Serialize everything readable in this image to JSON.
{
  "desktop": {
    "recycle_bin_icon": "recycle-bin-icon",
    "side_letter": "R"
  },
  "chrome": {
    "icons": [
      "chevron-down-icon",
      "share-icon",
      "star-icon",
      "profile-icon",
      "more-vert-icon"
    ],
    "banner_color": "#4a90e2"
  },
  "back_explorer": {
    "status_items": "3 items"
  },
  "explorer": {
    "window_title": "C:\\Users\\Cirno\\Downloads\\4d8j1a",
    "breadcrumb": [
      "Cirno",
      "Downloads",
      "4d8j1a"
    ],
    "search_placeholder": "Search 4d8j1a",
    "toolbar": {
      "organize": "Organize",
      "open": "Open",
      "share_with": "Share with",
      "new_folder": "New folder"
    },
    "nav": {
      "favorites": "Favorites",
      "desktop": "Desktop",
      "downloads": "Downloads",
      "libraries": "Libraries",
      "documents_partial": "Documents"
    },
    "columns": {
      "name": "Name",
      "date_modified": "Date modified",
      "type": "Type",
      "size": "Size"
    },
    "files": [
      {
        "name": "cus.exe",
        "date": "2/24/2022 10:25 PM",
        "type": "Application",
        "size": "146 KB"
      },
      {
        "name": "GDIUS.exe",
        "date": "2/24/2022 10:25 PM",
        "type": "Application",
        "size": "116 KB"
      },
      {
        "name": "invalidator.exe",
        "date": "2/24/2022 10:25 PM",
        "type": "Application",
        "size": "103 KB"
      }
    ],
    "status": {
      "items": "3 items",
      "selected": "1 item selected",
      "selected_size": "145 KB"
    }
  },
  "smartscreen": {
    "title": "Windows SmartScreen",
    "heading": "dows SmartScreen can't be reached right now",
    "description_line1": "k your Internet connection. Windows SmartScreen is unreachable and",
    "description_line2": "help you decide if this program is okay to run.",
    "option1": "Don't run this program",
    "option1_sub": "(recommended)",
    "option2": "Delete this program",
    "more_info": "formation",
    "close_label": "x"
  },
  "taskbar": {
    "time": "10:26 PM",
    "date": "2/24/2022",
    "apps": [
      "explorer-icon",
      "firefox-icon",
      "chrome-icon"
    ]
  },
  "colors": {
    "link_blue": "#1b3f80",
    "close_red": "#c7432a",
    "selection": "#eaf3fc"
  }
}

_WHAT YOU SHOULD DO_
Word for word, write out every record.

_WRITTEN RESPONSE_
Serialize everything readable in this image to JSON.
{
  "desktop": {
    "recycle_bin_icon": "recycle-bin-icon",
    "side_letter": "R"
  },
  "chrome": {
    "icons": [
      "chevron-down-icon",
      "share-icon",
      "star-icon",
      "profile-icon",
      "more-vert-icon"
    ],
    "banner_color": "#4a90e2"
  },
  "back_explorer": {
    "status_items": "3 items"
  },
  "explorer": {
    "window_title": "C:\\Users\\Cirno\\Downloads\\4d8j1a",
    "breadcrumb": [
      "Cirno",
      "Downloads",
      "4d8j1a"
    ],
    "search_placeholder": "Search 4d8j1a",
    "toolbar": {
      "organize": "Organize",
      "open": "Open",
      "share_with": "Share with",
      "new_folder": "New folder"
    },
    "nav": {
      "favorites": "Favorites",
      "desktop": "Desktop",
      "downloads": "Downloads",
      "libraries": "Libraries",
      "documents_partial": "Documents"
    },
    "columns": {
      "name": "Name",
      "date_modified": "Date modified",
      "type": "Type",
      "size": "Size"
    },
    "files": [
      {
        "name": "cus.exe",
        "date": "2/24/2022 10:25 PM",
        "type": "Application",
        "size": "146 KB"
      },
      {
        "name": "GDIUS.exe",
        "date": "2/24/2022 10:25 PM",
        "type": "Application",
        "size": "116 KB"
      },
      {
        "name": "invalidator.exe",
        "date": "2/24/2022 10:25 PM",
        "type": "Application",
        "size": "103 KB"
      }
    ],
    "status": {
      "items": "3 items",
      "selected": "1 item selected",
      "selected_size": "145 KB"
    }
  },
  "smartscreen": {
    "title": "Windows SmartScreen",
    "heading": "dows SmartScreen can't be reached right now",
    "description_line1": "k your Internet connection. Windows SmartScreen is unreachable and",
    "description_line2": "help you decide if this program is okay to run.",
    "option1": "Don't run this program",
    "option1_sub": "(recommended)",
    "option2": "Delete this program",
    "more_info": "formation",
    "close_label": "x"
  },
  "taskbar": {
    "time": "10:26 PM",
    "date": "2/24/2022",
    "apps": [
      "explorer-icon",
      "firefox-icon",
      "chrome-icon"
    ]
  },
  "colors": {
    "link_blue": "#1b3f80",
    "close_red": "#c7432a",
    "selection": "#eaf3fc"
  }
}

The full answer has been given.